Pavel Tchelitchew was born in 1898 in Moscow, and first gained artistic recognition in the early 1920s in Berlin as a stage designer. In 1923, Tchelitchew moved to Paris where he began painting figures and portraits, and designed sets and costumes for Sergei Diaghilev of the Ballets Russes. In 1925, Tchelitchew was introduced to Gertrude Stein, who hailed him as one of the greatest discoveries of the age. Stein invited her protégé to see her collection of early Picassos. These early works had a considerable effect on Tchelitchew’s palette and vision. He was particularly influenced by Picasso’s Rose Period (1905-6), however, by 1926 the pale reds in his paintings became screaming pinks. Soon he began to abandon colors and work only with black, white, ochre, burnt and raw umber.
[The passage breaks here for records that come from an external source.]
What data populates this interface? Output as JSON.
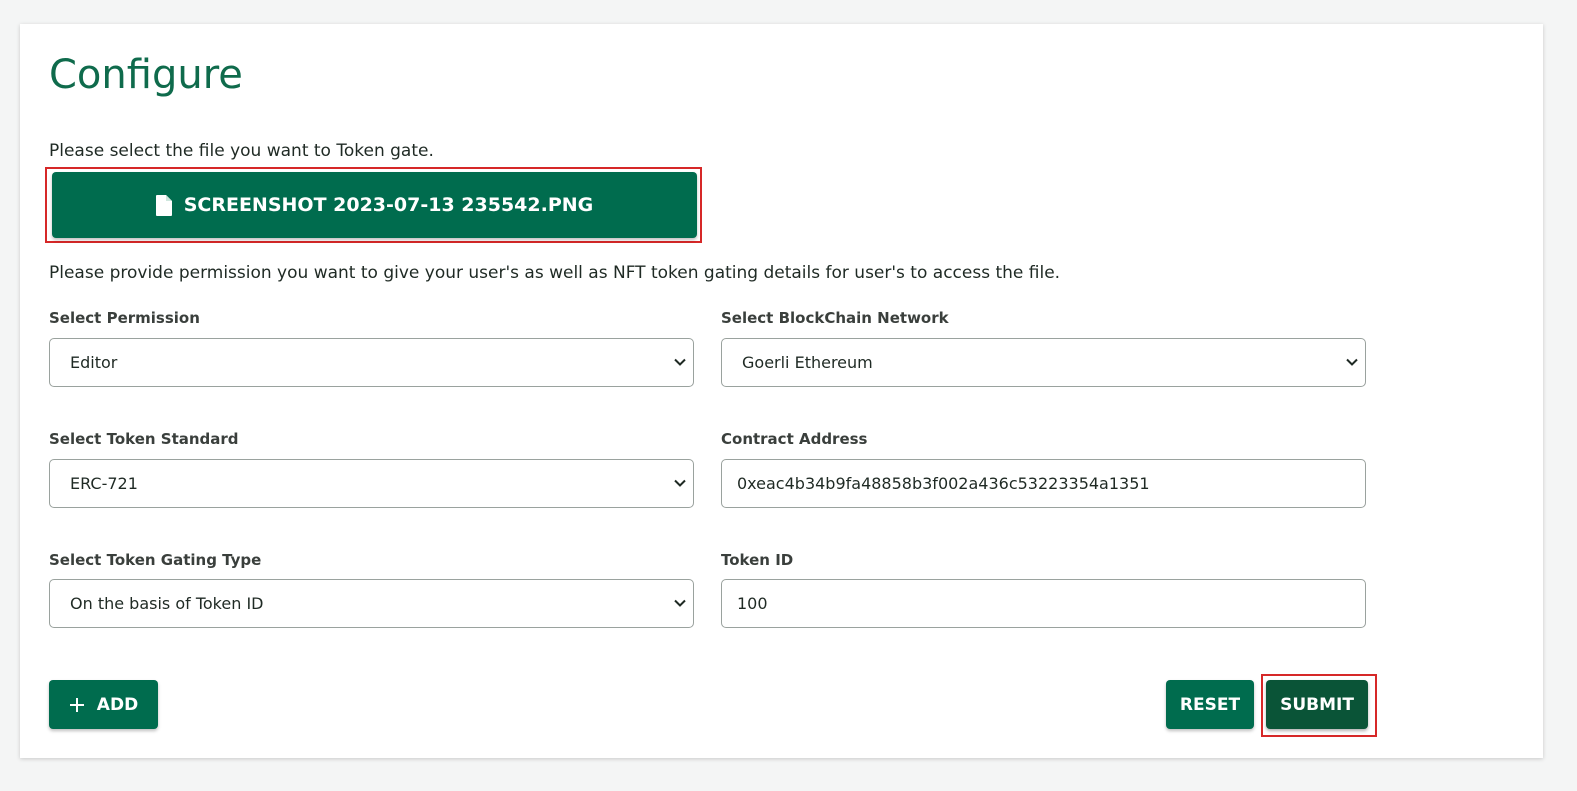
{
  "page": {
    "title": "Configure",
    "file_instruction": "Please select the file you want to Token gate.",
    "permission_instruction": "Please provide permission you want to give your user's as well as NFT token gating details for user's to access the file."
  },
  "file_button": {
    "label": "SCREENSHOT 2023-07-13 235542.PNG",
    "icon": "file-icon"
  },
  "fields": {
    "permission": {
      "label": "Select Permission",
      "value": "Editor"
    },
    "network": {
      "label": "Select BlockChain Network",
      "value": "Goerli Ethereum"
    },
    "token_standard": {
      "label": "Select Token Standard",
      "value": "ERC-721"
    },
    "contract_address": {
      "label": "Contract Address",
      "value": "0xeac4b34b9fa48858b3f002a436c53223354a1351"
    },
    "gating_type": {
      "label": "Select Token Gating Type",
      "value": "On the basis of Token ID"
    },
    "token_id": {
      "label": "Token ID",
      "value": "100"
    }
  },
  "actions": {
    "add_label": "ADD",
    "reset_label": "RESET",
    "submit_label": "SUBMIT"
  },
  "colors": {
    "primary": "#006c4e",
    "submit": "#0a5437",
    "title": "#0f6b4c",
    "highlight": "#d62828"
  }
}
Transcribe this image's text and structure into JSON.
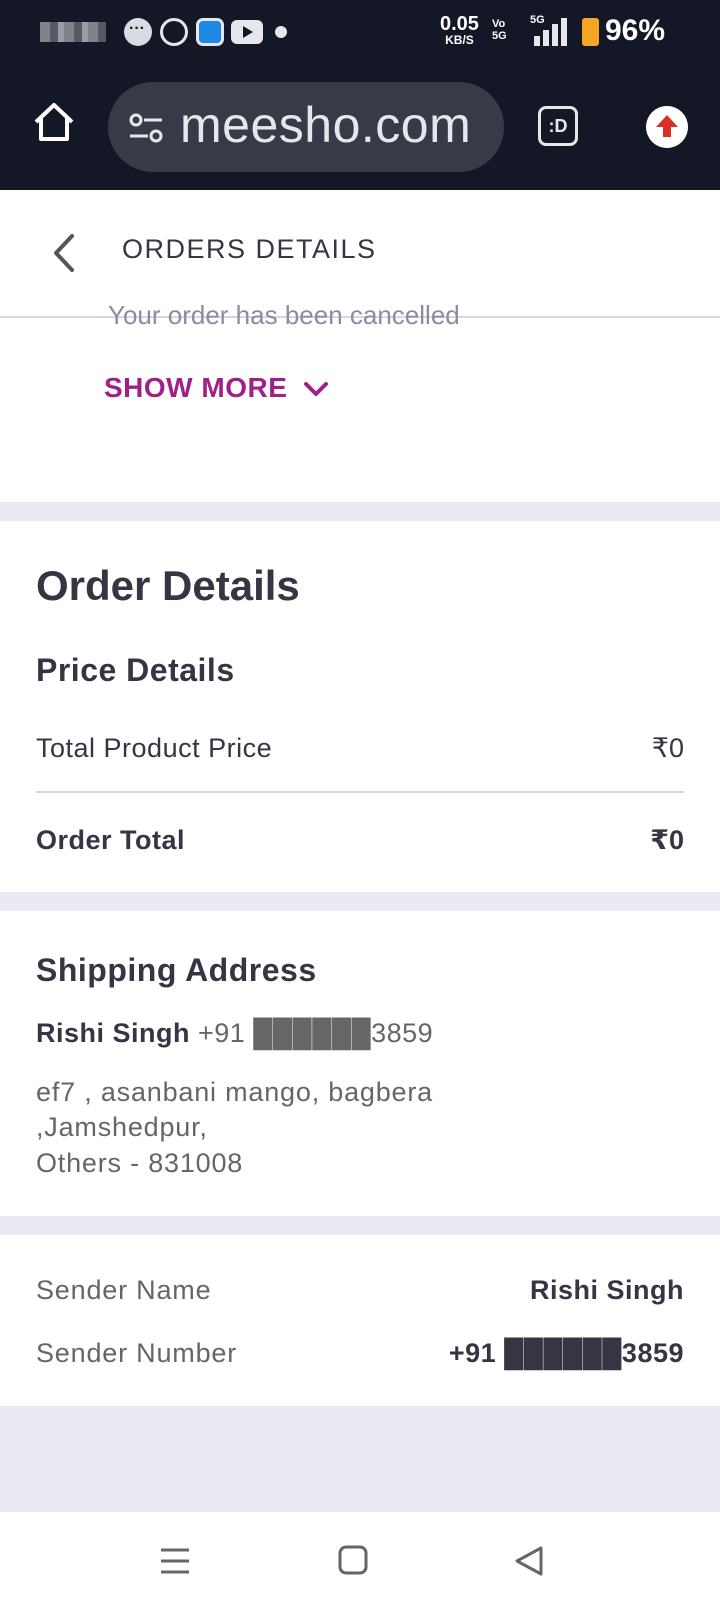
{
  "status_bar": {
    "net_speed": "0.05",
    "net_unit": "KB/S",
    "volte": "Vo\n5G",
    "network": "5G",
    "battery": "96%"
  },
  "browser": {
    "url": "meesho.com",
    "tabs_label": ":D"
  },
  "header": {
    "title": "ORDERS DETAILS"
  },
  "timeline": {
    "partial_text": "Your order has been cancelled",
    "show_more": "SHOW MORE"
  },
  "order_details": {
    "title": "Order Details",
    "price_details_title": "Price Details",
    "rows": [
      {
        "label": "Total Product Price",
        "value": "₹0"
      },
      {
        "label": "Order Total",
        "value": "₹0"
      }
    ]
  },
  "shipping": {
    "title": "Shipping Address",
    "name": "Rishi Singh",
    "phone": "+91 ██████3859",
    "address_lines": [
      "ef7 , asanbani mango, bagbera",
      ",Jamshedpur,",
      "Others - 831008"
    ]
  },
  "sender": {
    "name_label": "Sender Name",
    "name_value": "Rishi Singh",
    "number_label": "Sender Number",
    "number_value": "+91 ██████3859"
  },
  "icons": {
    "home": "home-icon",
    "tune": "tune-icon",
    "upload": "upload-arrow-icon",
    "back": "chevron-left-icon",
    "show_more": "chevron-down-icon",
    "nav_menu": "menu-icon",
    "nav_home": "square-icon",
    "nav_back": "triangle-back-icon"
  },
  "colors": {
    "accent": "#9f2089",
    "chrome": "#141826",
    "separator": "#eaeaf2"
  }
}
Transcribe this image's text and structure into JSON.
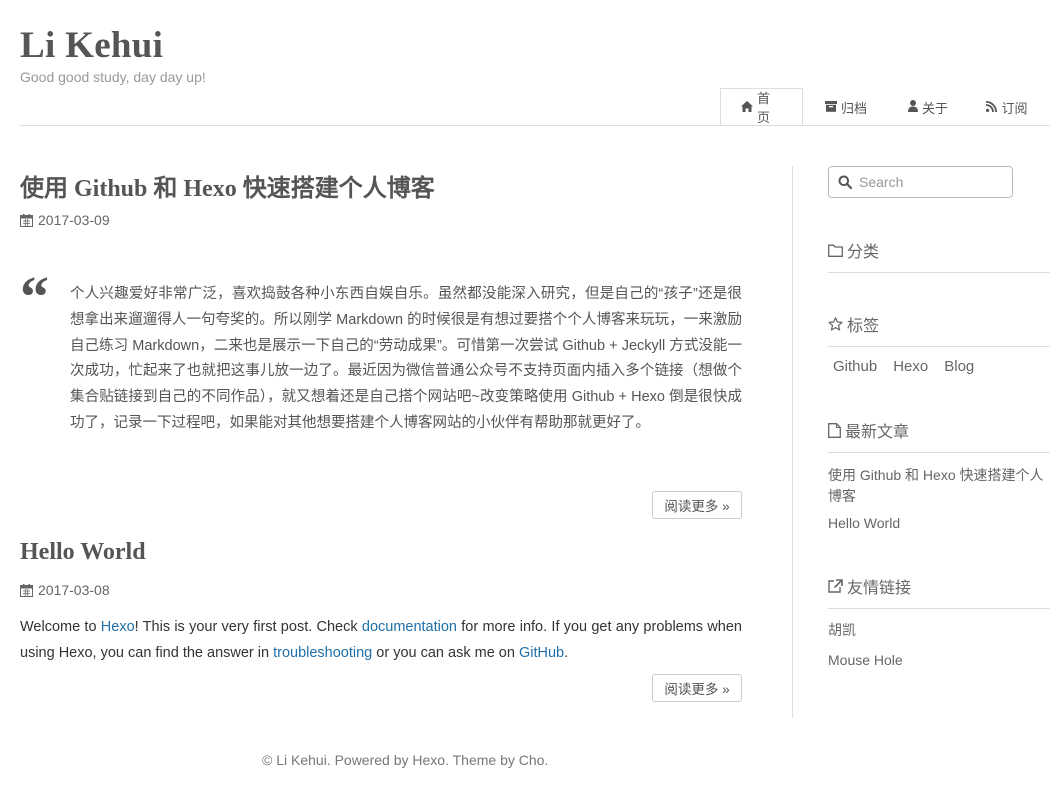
{
  "site": {
    "title": "Li Kehui",
    "subtitle": "Good good study, day day up!"
  },
  "nav": [
    {
      "label": "首页",
      "icon": "home-icon"
    },
    {
      "label": "归档",
      "icon": "archive-icon"
    },
    {
      "label": "关于",
      "icon": "user-icon"
    },
    {
      "label": "订阅",
      "icon": "rss-icon"
    }
  ],
  "posts": [
    {
      "title": "使用 Github 和 Hexo 快速搭建个人博客",
      "date": "2017-03-09",
      "excerpt": "个人兴趣爱好非常广泛，喜欢捣鼓各种小东西自娱自乐。虽然都没能深入研究，但是自己的“孩子”还是很想拿出来遛遛得人一句夸奖的。所以刚学 Markdown 的时候很是有想过要搭个个人博客来玩玩，一来激励自己练习 Markdown，二来也是展示一下自己的“劳动成果”。可惜第一次尝试 Github + Jeckyll 方式没能一次成功，忙起来了也就把这事儿放一边了。最近因为微信普通公众号不支持页面内插入多个链接（想做个集合贴链接到自己的不同作品），就又想着还是自己搭个网站吧~改变策略使用 Github + Hexo 倒是很快成功了，记录一下过程吧，如果能对其他想要搭建个人博客网站的小伙伴有帮助那就更好了。",
      "more": "阅读更多 »"
    },
    {
      "title": "Hello World",
      "date": "2017-03-08",
      "body": {
        "t1": "Welcome to ",
        "l1": "Hexo",
        "t2": "! This is your very first post. Check ",
        "l2": "documentation",
        "t3": " for more info. If you get any problems when using Hexo, you can find the answer in ",
        "l3": "troubleshooting",
        "t4": " or you can ask me on ",
        "l4": "GitHub",
        "t5": "."
      },
      "more": "阅读更多 »"
    }
  ],
  "sidebar": {
    "search_placeholder": "Search",
    "categories_title": "分类",
    "tags_title": "标签",
    "tags": [
      "Github",
      "Hexo",
      "Blog"
    ],
    "recent_title": "最新文章",
    "recent": [
      "使用 Github 和 Hexo 快速搭建个人博客",
      "Hello World"
    ],
    "links_title": "友情链接",
    "links": [
      "胡凯",
      "Mouse Hole"
    ]
  },
  "footer": "© Li Kehui. Powered by Hexo. Theme by Cho.",
  "colors": {
    "link": "#1f6fa8",
    "text": "#555555",
    "border": "#dddddd"
  }
}
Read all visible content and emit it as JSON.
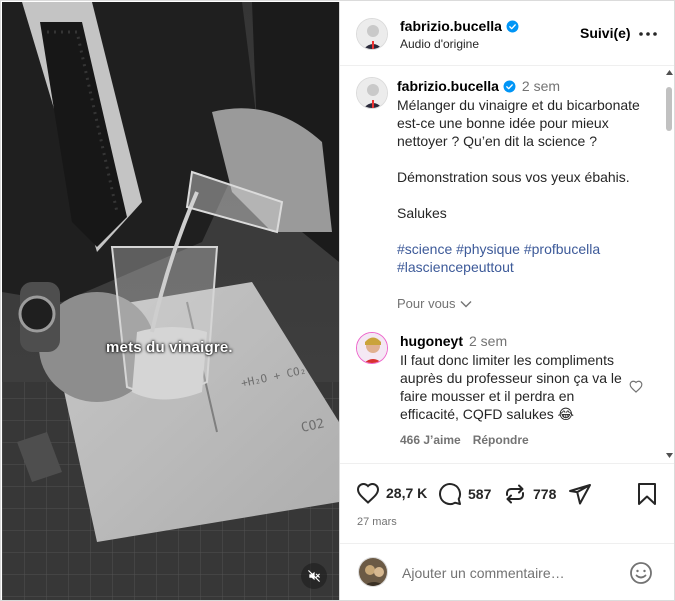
{
  "header": {
    "username": "fabrizio.bucella",
    "audio": "Audio d'origine",
    "follow_label": "Suivi(e)"
  },
  "video": {
    "caption": "mets du vinaigre."
  },
  "post": {
    "username": "fabrizio.bucella",
    "time": "2 sem",
    "paragraphs": [
      "Mélanger du vinaigre et du bicarbonate est-ce une bonne idée pour mieux nettoyer ? Qu’en dit la science ?",
      "Démonstration sous vos yeux ébahis.",
      "Salukes"
    ],
    "hashtags": "#science #physique #profbucella #lasciencepeuttout",
    "pour_vous": "Pour vous"
  },
  "comment": {
    "username": "hugoneyt",
    "time": "2 sem",
    "text": "Il faut donc limiter les compliments auprès du professeur sinon ça va le faire mousser et il perdra en efficacité, CQFD salukes 😂",
    "likes": "466 J’aime",
    "reply": "Répondre"
  },
  "actions": {
    "likes": "28,7 K",
    "comments": "587",
    "reposts": "778",
    "date": "27 mars"
  },
  "add_comment": {
    "placeholder": "Ajouter un commentaire…"
  },
  "colors": {
    "verified": "#0095f6",
    "link": "#3d5a99",
    "muted": "#737373"
  }
}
The Ransom Center has six art works by Pavel Tchelitchew including this portrait of Edith Sitwell, on display this Spring in the exhibition, “Semblance: a Portrait Sampler.” The work can be dated to the late1920s when the artist was working in a darkened palette and heavily influenced by Picasso’s Rose Period. Sitwell was a life-long patron and intimate friend of Tchelitchew. In her autobiography, Taken Care Of (1965), Sitwell writes of Pavel Tchelitchew, “that tragic, haunted, and noble artist—one of the most generous human beings I have ever known.”
Jean Cocteau (1889-1963) seems an unlikely subject for Diego Rivera (1886-1958) but the two frequently rubbed elbows in Parisian avant-garde circles during the period that Rivera lived and painted there among the Montparnasse crowd. Rivera's elegant drawing of Cocteau—executed in 1918, just as he was emerging from the influence of Cubism and reconnecting with his classical roots—is a masterpiece of modern portraiture. Discovered by Carlton Lake, Ransom Center Executive Curator of French Collections, with other Cocteau treasures, in the basement of a grand old mansion near the Palace at Versailles, the drawing came to the Ransom Center with Lake’s collection. It has become one of the Carlton Lake Collection pieces most requested by art historians and curators the world over for exhibition and publication.
Henry Maximillian (“Max”) Beerbohm was born August 24, 1872. A wry caricaturist and satirist, Beerbohm was loved well enough in his time to be knighted. George Bernard Shaw called him “the incomparable Max.”
The Art Collection of the Ransom Center has 161 works by Beerbohm, among them two frescoes he painted in his beloved home in Rapallo, Italy, where he died in 1956. One of these paintings, Twenty-one Prominent Men will be in the spring exhibition “Semblance: a Portrait Sampler” opening at the Leeds Gallery on February 1. The other, Edwardian Parade , will be on exhibit in “Gutenberg to Gone With the Wind: Treasures from the Ransom Center”, which opens at the LBJ Library and Museum on May 3.
Acquired in 1962, the frescoes are in black and white with blue water-based paint on plaster mounted to fabric on a strainer, and were taken from the walls at the villa. A preparatory drawing for Edwardian Parade, now in a private collection in London, is inscribed with the following:Sketch for a fresco – which has since been executed by me, quite seriously, on a ladder, in Villino Chiaro. The faces are the faces that have always come easiest to me . . .Max.
Sir Max Beerbohm, Edwardian Parade c. 1922. Tempera and gesso on board. On the far left is Edward VII; on the far right is Winston Churchill.
Sir Max Beerbohm, Twenty-one Prominent Men. c. 1922. Tempera and gesso on board. Primarily authors, these profiles also include artists, such as John Singer Sargent, politicians and other notables.
February 1 - July 31, 2001
Leeds Gallery, Fourth Floor, Flawn Academic Center